  • It’s convenient
  • It’s easy
  • It’s less intrusive than a DSLR when doing street photography
  • I can take pictures with my phone when I’m doing long exposures with my DSLR
  • There are 1000’s of Apps that let me get creative on the go and many are free.
  • I can upload to social media and share my images right away

What Do You Need To Get Started

  • A smartphone with the ability to take pictures (which is just about any phone today) – iPhone, Samsung Galaxy, etc.
  • Instagram – it’s free and it’s like twitter for pictures. You can share your pictures with friends easily and follow others. If you want to follow me on Instagram @EdithLevy
  • Camera+ – (I love this camera app) or your phone’s native camera
  • Snapseed – my go to app for processing

One of the keys to getting started with Phoneography is to get yourself organized so that you know where all your important apps are. One of the easiest ways to do this is to create folders so that when you’re in the field your apps are literally at your fingertips when you need them.

Image 1



I create 3 separate folders to keep all my apps organized (and this method was created by photographer Justin Balog)

  • Darkroom folder – I keep all of my processing apps in this folder. My Photo editing apps include:
    • Snapseed
    • 100 Cameras in 1
    • PhotoToaster
    • HDR FX Pro
    • Dramatic B&W
    • BlurFX
    • Grungetastic
    • Glaze
    • Mirrorgram
    • TangledFX

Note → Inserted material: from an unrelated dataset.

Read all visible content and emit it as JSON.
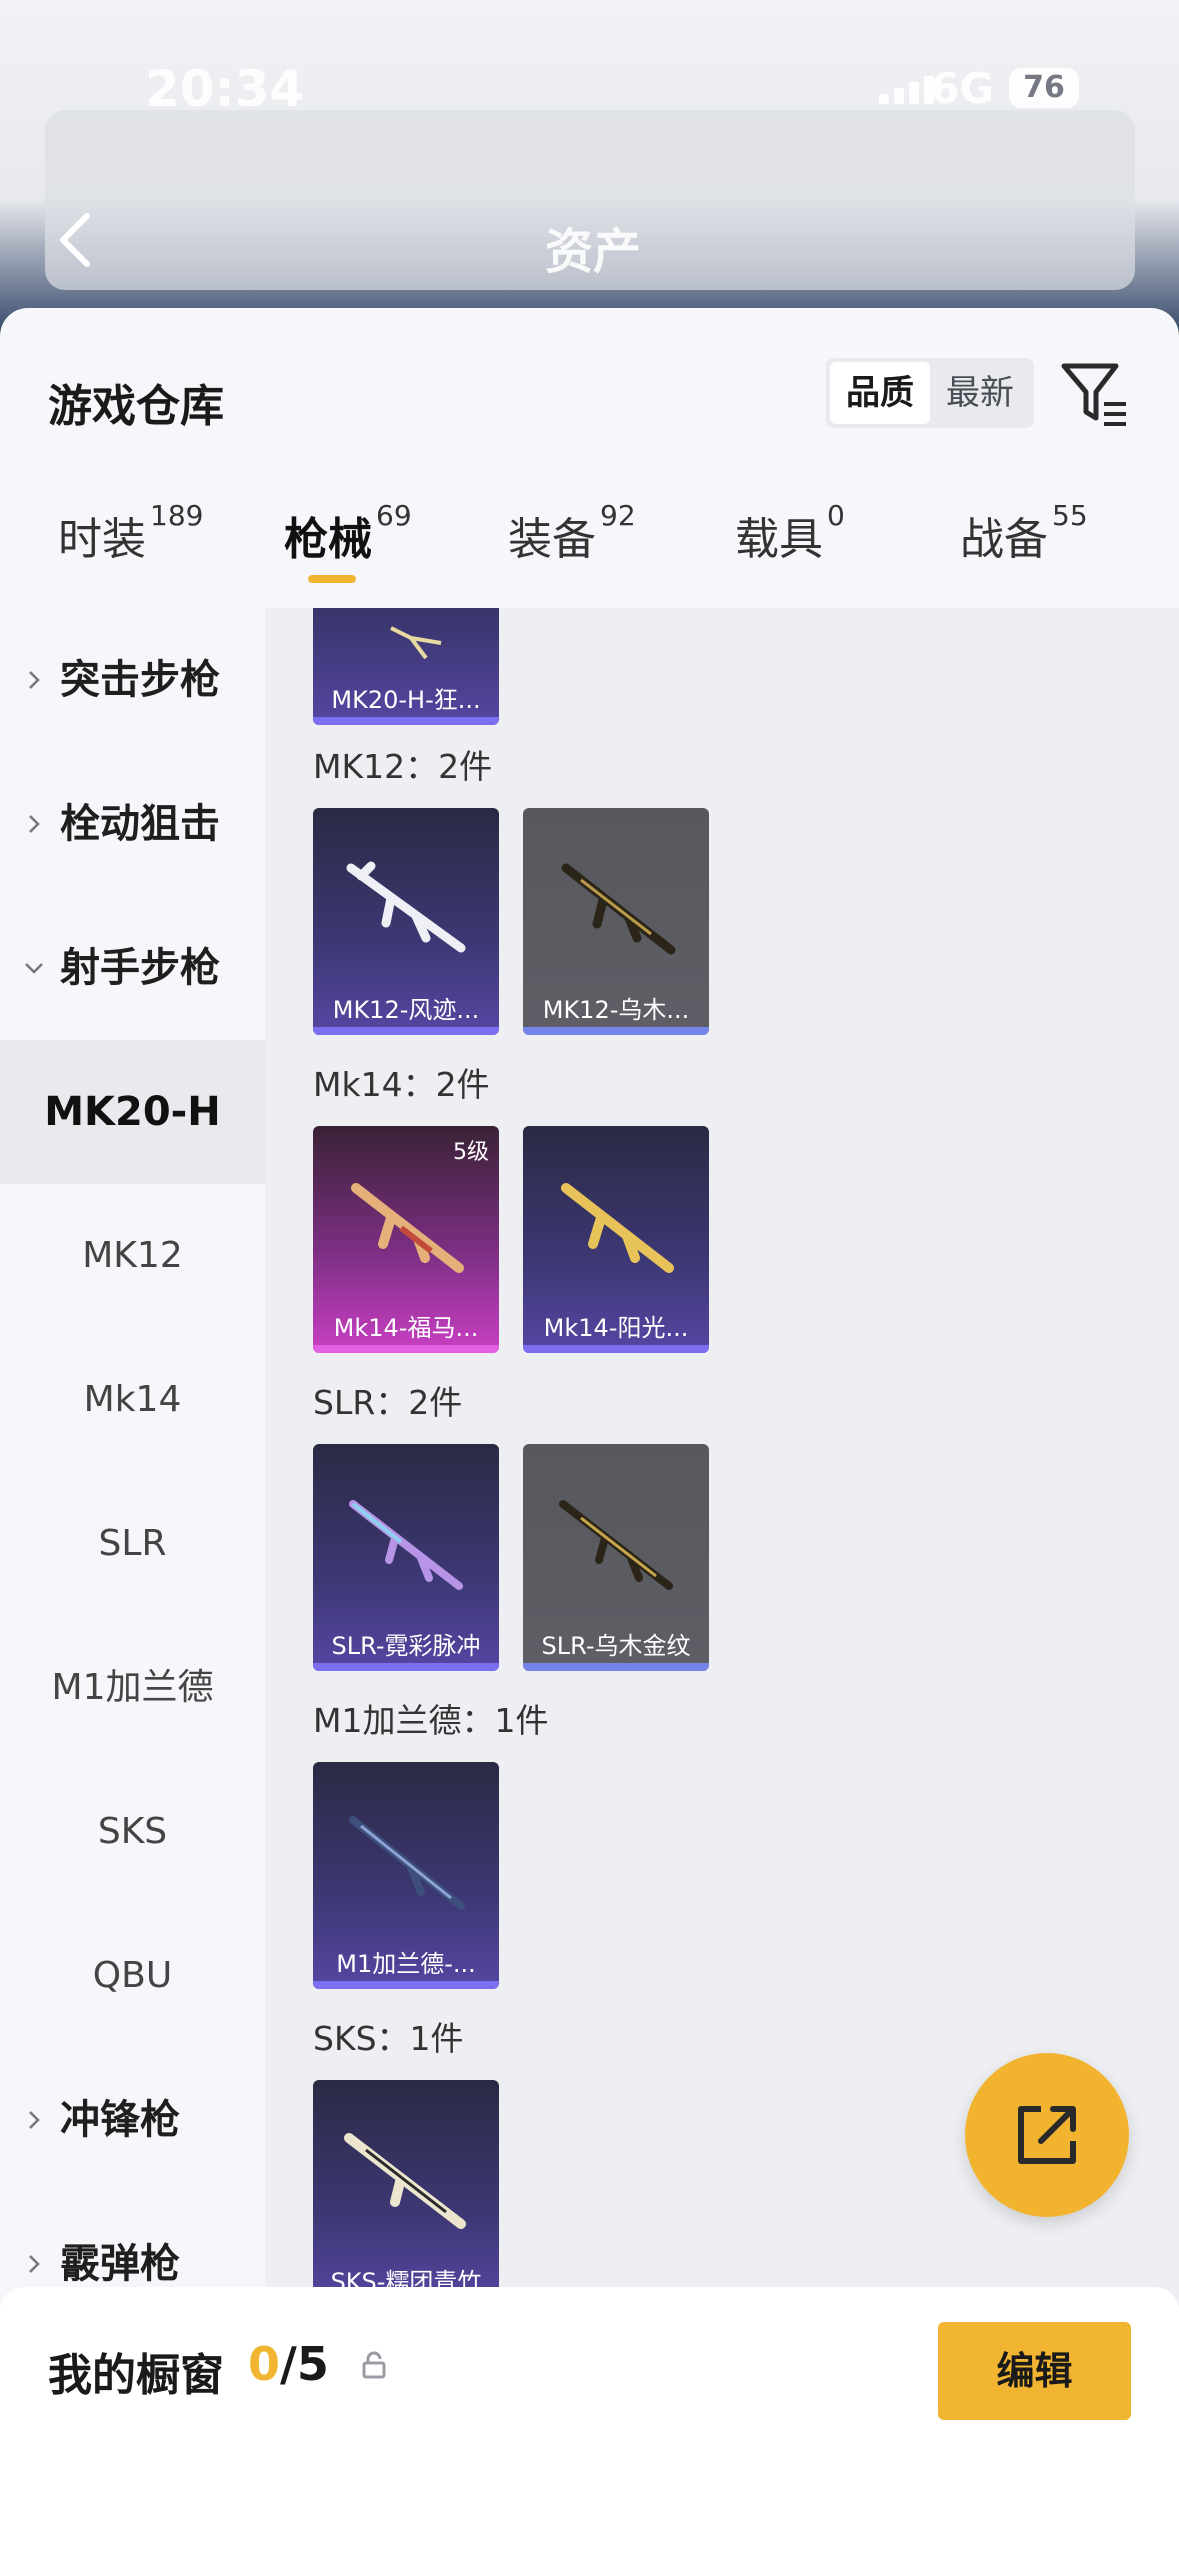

  • Camera folder – I keep all my cameras together with the exception of Camera+ which is onthe first screen of my iPhone. All other camera apps are in the folder and they include:
  • Camera Awesome
  • Hueles
  • 645Pro
  • Pocketbooth
  • Light Camera
  • Hipstamatic
  • MPro


  • Photo Tools Folder – For tools that I usually use in the field such as:
    • The Photographer’s Empheris
    • The Longtime Exposure Calculator

Image 2


Taking pictures with your phone is quite straightforward. Being consistent and following these simple steps will ensure that you come away with good images. As with all photography be sure to be mindful of composition. Open your favourite camera app and tap the screen to focus.

Image 3


The square box will appear on the screen indicating where your focus point is. In most apps where ever you decide to focus this is where the camera will meter. This is similar with the spot metering system on your DSLR. It’s for this reason that my go to camera app is Camera+. The focus and exposure are separate in this app. You would tap on the square to focus then set your exposure point anywhere on the screen, via the circular aperture icon, to set the exposure as in the image above.

Take the picture and if you like it the way it is then great…you’re done. If you’re like most of us you’ll want to enhance your image using an image-editing app. The app that I use 99% of the time to edit every image is Snapseed. It’s intuitive and will allow you to crop, straighten, adjust brightness & contrast, bring out detail in your shadows and so much more. I may give my images a final artful touch by using other apps and apply presets to further give life to my vision.


Original Image straight out of my iPhone taken with Camera+

Image 4_Original



Final Image edited with Snapseed and the Toy Story preset in PhotoToaster

Image 5_PhotoToaster



Finally don’t forget to share your work on Social Media. Whether its Facebook, Instagram, Twitter or Google+ there’s a whole community of Phoneography shooters that you could be a part of.


Edith Levy is a member of the Toronto Digital Photography Club and her work can be found on